“Small and modest things disappear, as well as small and modest images”
Wim Wenders, The Urban Landscape

There is an ideal place to live. However, there’s a conflict between ideal and reality. The city assumes the ideal position by offering work, cultural and intellectual diversity, but at the same time the reality is costlier, impersonal, routinary, controlled and accelerated. That is the reason many prefer to live in the suburbs and outskirts of the city in order to have the benefits of both the tranquility of the country and the opportunities of the city.
Bogota proves to be in unstable territory as the city grows rapidly. In 1930, the population stood at 300,000 people while today, it extends to 8 million inhabitants.
The periphery of the city is always a place with development potential. It is always expanding and the continuous appropriation of space is inevitable. One’s behaviour changes with landscape and the city imposes a domestic stereotype of a better life that can only be defined as controlled; the contradictory hope of progress.
For 11 years, I have lived in La Calera, one of 18 districts on Bogota?’s savannah.

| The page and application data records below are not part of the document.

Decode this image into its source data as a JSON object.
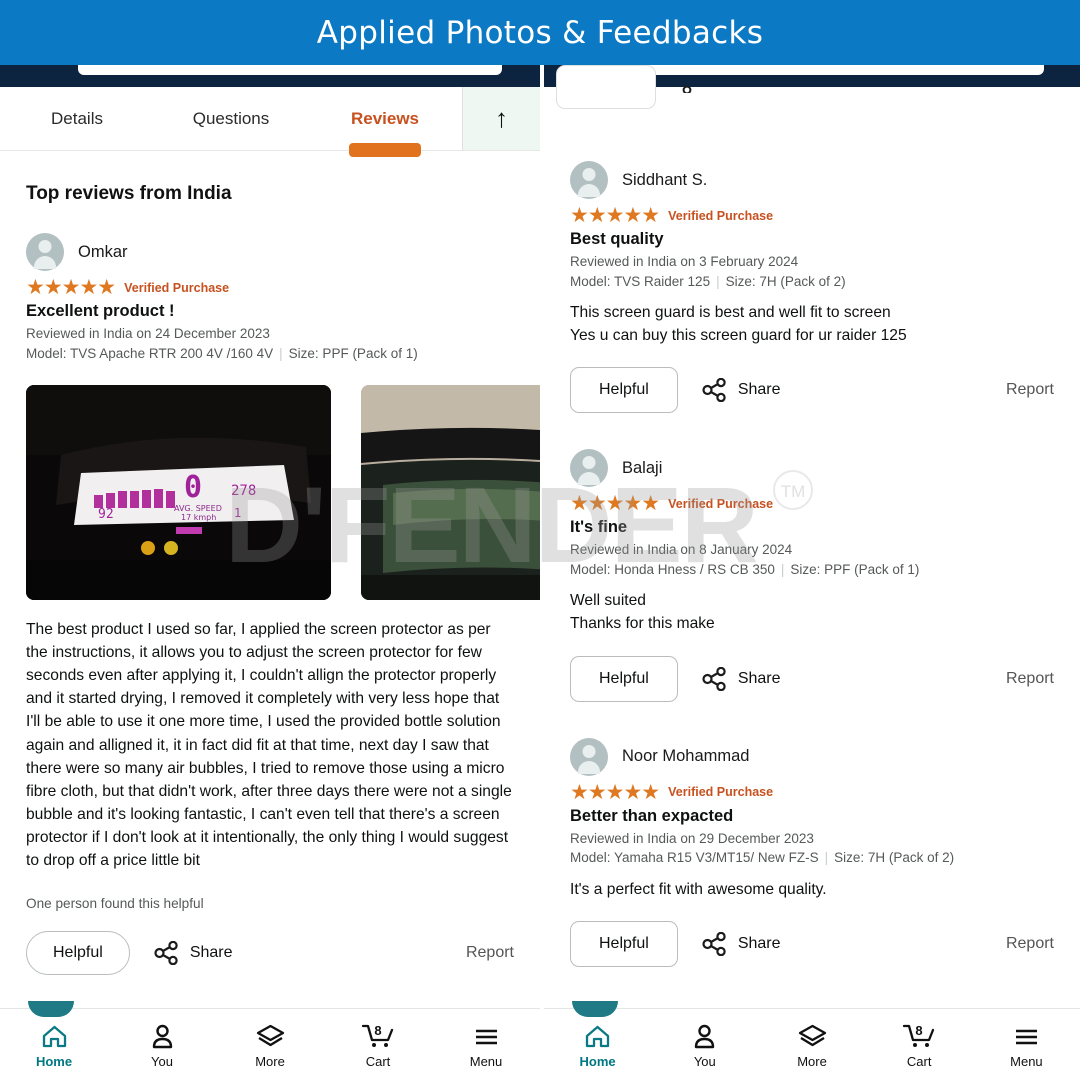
{
  "banner": {
    "title": "Applied Photos & Feedbacks"
  },
  "tabs": [
    {
      "label": "Details",
      "active": false
    },
    {
      "label": "Questions",
      "active": false
    },
    {
      "label": "Reviews",
      "active": true
    }
  ],
  "scroll_top_button": {
    "icon": "arrow-up-icon",
    "label": "↑"
  },
  "left_panel": {
    "section_title": "Top reviews from India",
    "review": {
      "reviewer": "Omkar",
      "stars": "★★★★★",
      "rating": 5,
      "verified": "Verified Purchase",
      "title": "Excellent product !",
      "date_line": "Reviewed in India on 24 December 2023",
      "model": "Model: TVS Apache RTR 200 4V /160 4V",
      "size": "Size: PPF (Pack of 1)",
      "body": "The best product I used so far, I applied the screen protector as per the instructions, it allows you to adjust the screen protector for few seconds even after applying it, I couldn't allign the protector properly and it started drying, I removed it completely with very less hope that I'll be able to use it one more time, I used the provided bottle solution again and alligned it, it in fact did fit at that time, next day I saw that there were so many air bubbles, I tried to remove those using a micro fibre cloth, but that didn't work, after three days there were not a single bubble and it's looking fantastic, I can't even tell that there's a screen protector if I don't look at it intentionally, the only thing I would suggest to drop off a price little bit",
      "helpful_count": "One person found this helpful",
      "helpful_label": "Helpful",
      "share_label": "Share",
      "report_label": "Report",
      "photos": [
        {
          "alt": "motorcycle-instrument-cluster-photo"
        },
        {
          "alt": "motorcycle-windscreen-photo"
        }
      ]
    }
  },
  "right_panel": {
    "cut_review": {
      "helpful_label": "",
      "share_label": "",
      "report_label": ""
    },
    "reviews": [
      {
        "reviewer": "Siddhant S.",
        "stars": "★★★★★",
        "rating": 5,
        "verified": "Verified Purchase",
        "title": "Best quality",
        "date_line": "Reviewed in India on 3 February 2024",
        "model": "Model: TVS Raider 125",
        "size": "Size: 7H (Pack of 2)",
        "body": "This screen guard is best and well fit to screen\nYes u can buy this screen guard for ur raider 125",
        "helpful_label": "Helpful",
        "share_label": "Share",
        "report_label": "Report"
      },
      {
        "reviewer": "Balaji",
        "stars": "★★★★★",
        "rating": 5,
        "verified": "Verified Purchase",
        "title": "It's fine",
        "date_line": "Reviewed in India on 8 January 2024",
        "model": "Model: Honda Hness / RS CB 350",
        "size": "Size: PPF (Pack of 1)",
        "body": "Well suited\nThanks for this make",
        "helpful_label": "Helpful",
        "share_label": "Share",
        "report_label": "Report"
      },
      {
        "reviewer": "Noor Mohammad",
        "stars": "★★★★★",
        "rating": 5,
        "verified": "Verified Purchase",
        "title": "Better than expacted",
        "date_line": "Reviewed in India on 29 December 2023",
        "model": "Model: Yamaha R15 V3/MT15/ New FZ-S",
        "size": "Size: 7H (Pack of 2)",
        "body": "It's a perfect fit with awesome quality.",
        "helpful_label": "Helpful",
        "share_label": "Share",
        "report_label": "Report"
      }
    ]
  },
  "bottom_nav": {
    "items": [
      {
        "label": "Home",
        "icon": "home-icon",
        "active": true,
        "badge": ""
      },
      {
        "label": "You",
        "icon": "person-icon",
        "active": false,
        "badge": ""
      },
      {
        "label": "More",
        "icon": "layers-icon",
        "active": false,
        "badge": ""
      },
      {
        "label": "Cart",
        "icon": "cart-icon",
        "active": false,
        "badge": "8"
      },
      {
        "label": "Menu",
        "icon": "hamburger-icon",
        "active": false,
        "badge": ""
      }
    ]
  },
  "watermark": {
    "text": "D'FENDER",
    "tm": "TM"
  },
  "colors": {
    "banner_blue": "#0c79c4",
    "navy": "#0d2440",
    "accent_orange": "#c7511f",
    "star_orange": "#de7921",
    "teal": "#007782"
  }
}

La Calera acts as a familial weekend destination to visit the countryside, eat the famous fritanga (a tray with blood sausage, potatoes, chorizos, steak and more) or to visit a mirador (view point) to look at Colombia’s chaotic capital. Things have changed with the passing of time. New residential projects, country clubs and shopping malls have invaded this beautiful rural environment causing a social and environmental disequilibrium. Water is becoming scarce and what one once saw as beautiful valleys are now residential projects.
After seeing these drastic changes in such a short time I felt the need to produce a photographic record not only of La Calera but of some other neighboring districts which are suffering the same fate, if not worse. Part of my interest in this project is to propose an illusion of progress and development, the happy family and an unpromising future.

© all rights reserved – Mateo Gomez Garcia